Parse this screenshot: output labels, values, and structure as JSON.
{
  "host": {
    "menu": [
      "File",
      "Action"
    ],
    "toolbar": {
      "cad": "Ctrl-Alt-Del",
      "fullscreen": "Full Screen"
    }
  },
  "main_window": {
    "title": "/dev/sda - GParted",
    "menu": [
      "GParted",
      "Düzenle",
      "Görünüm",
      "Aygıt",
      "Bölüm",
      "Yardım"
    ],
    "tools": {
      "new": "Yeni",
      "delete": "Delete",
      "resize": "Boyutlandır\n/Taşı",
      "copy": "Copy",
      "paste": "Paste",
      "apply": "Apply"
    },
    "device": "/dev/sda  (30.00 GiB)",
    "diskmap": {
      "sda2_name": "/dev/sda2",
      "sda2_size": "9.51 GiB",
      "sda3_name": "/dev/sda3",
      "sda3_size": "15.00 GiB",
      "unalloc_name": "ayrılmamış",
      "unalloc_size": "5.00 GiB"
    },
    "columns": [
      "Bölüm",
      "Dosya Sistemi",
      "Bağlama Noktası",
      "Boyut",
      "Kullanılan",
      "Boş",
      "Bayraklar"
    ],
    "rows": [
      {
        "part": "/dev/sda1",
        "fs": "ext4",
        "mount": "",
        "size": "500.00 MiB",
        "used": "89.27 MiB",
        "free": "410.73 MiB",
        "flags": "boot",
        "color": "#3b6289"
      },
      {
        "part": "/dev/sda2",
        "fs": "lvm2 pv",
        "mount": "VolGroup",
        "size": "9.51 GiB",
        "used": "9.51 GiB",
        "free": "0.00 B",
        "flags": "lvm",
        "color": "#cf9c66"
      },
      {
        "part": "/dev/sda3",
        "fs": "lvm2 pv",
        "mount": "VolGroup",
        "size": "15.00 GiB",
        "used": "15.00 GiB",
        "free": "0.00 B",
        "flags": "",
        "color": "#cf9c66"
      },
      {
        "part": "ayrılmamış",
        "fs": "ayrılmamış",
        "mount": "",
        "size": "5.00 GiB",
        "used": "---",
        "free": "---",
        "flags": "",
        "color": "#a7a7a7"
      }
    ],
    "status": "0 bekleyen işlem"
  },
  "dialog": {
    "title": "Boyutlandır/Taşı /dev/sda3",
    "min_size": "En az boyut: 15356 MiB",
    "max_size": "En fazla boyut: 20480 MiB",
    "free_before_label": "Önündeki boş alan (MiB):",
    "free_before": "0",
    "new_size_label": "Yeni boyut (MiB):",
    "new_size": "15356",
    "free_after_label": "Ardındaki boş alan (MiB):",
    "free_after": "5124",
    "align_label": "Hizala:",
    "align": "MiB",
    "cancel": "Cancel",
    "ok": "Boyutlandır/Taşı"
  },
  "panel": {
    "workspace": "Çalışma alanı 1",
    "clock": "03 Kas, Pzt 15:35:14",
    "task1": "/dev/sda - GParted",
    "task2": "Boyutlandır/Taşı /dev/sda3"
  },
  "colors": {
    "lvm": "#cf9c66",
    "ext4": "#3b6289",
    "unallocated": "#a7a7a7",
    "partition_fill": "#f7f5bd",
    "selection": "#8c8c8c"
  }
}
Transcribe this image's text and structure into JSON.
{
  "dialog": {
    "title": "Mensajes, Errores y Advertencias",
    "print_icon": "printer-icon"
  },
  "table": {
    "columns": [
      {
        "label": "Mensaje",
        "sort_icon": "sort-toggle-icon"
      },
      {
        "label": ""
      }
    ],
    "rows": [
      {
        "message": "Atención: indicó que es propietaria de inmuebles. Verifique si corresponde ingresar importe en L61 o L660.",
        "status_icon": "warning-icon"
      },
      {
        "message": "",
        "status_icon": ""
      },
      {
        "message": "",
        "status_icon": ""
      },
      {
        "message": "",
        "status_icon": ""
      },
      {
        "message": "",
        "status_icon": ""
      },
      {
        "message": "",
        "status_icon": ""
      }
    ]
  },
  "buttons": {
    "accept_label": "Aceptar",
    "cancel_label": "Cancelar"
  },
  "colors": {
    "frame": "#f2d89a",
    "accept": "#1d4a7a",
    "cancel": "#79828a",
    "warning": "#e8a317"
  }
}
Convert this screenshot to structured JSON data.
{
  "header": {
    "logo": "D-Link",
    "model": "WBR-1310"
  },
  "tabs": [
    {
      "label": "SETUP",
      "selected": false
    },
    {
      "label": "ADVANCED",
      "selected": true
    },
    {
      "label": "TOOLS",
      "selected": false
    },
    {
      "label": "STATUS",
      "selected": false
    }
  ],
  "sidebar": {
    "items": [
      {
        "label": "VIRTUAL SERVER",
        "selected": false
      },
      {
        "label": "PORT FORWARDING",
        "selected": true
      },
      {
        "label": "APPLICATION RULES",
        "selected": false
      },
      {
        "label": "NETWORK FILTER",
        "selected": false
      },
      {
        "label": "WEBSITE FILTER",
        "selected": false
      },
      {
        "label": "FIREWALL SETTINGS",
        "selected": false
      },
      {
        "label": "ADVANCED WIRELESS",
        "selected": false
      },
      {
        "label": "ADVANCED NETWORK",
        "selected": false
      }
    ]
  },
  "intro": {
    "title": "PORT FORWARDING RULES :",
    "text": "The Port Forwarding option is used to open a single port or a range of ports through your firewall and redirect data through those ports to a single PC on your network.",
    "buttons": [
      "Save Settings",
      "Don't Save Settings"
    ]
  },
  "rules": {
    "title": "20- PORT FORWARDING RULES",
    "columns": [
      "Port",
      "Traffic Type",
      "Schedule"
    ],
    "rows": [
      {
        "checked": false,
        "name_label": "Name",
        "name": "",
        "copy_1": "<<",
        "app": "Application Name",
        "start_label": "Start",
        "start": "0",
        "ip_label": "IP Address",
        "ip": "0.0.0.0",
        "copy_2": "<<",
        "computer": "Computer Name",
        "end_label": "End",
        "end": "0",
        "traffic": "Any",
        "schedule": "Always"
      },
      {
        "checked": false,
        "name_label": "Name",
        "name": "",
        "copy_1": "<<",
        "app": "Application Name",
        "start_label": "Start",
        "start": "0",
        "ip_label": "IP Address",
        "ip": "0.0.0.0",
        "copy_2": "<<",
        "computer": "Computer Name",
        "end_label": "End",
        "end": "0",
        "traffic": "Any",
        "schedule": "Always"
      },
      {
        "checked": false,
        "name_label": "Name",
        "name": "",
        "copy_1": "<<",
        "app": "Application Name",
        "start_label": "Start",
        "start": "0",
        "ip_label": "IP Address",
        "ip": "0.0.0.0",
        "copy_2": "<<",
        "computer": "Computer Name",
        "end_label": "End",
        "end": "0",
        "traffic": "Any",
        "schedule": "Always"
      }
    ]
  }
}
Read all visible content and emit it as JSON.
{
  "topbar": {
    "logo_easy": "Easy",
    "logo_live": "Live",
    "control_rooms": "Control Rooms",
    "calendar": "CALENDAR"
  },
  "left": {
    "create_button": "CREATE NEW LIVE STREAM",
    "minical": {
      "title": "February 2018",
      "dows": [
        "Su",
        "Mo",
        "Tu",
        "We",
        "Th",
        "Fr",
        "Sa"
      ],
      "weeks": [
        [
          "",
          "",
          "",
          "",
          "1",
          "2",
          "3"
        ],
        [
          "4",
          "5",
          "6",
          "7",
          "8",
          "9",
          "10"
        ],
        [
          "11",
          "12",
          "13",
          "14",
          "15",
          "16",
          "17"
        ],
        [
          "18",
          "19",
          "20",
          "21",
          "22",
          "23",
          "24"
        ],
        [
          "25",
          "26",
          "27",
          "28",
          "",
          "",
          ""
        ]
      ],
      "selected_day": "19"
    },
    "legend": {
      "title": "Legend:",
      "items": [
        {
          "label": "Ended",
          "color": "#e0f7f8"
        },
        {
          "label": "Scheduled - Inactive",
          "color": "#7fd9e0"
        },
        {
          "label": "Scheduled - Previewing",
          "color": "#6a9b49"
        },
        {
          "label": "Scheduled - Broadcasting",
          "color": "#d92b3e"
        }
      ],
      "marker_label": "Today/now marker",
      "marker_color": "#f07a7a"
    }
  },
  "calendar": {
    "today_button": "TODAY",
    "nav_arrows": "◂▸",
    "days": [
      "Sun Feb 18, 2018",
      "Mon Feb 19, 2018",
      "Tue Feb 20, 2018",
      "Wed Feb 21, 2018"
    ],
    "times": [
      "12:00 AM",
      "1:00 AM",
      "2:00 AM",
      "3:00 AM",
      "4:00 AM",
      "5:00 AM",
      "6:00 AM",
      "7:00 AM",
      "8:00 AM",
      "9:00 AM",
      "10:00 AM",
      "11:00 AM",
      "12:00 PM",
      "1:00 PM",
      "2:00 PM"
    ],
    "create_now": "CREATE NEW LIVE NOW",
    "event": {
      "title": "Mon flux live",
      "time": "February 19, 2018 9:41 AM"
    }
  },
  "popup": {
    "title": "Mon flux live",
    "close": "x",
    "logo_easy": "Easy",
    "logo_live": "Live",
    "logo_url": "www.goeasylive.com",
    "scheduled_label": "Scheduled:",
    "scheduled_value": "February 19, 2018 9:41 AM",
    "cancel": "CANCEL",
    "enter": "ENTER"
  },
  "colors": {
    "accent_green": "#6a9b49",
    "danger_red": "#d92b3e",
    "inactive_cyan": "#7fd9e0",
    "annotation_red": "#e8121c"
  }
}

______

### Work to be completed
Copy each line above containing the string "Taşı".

### Worked solution
      "resize": "Boyutlandır\n/Taşı",
    "title": "Boyutlandır/Taşı /dev/sda3",
    "ok": "Boyutlandır/Taşı"
    "task2": "Boyutlandır/Taşı /dev/sda3"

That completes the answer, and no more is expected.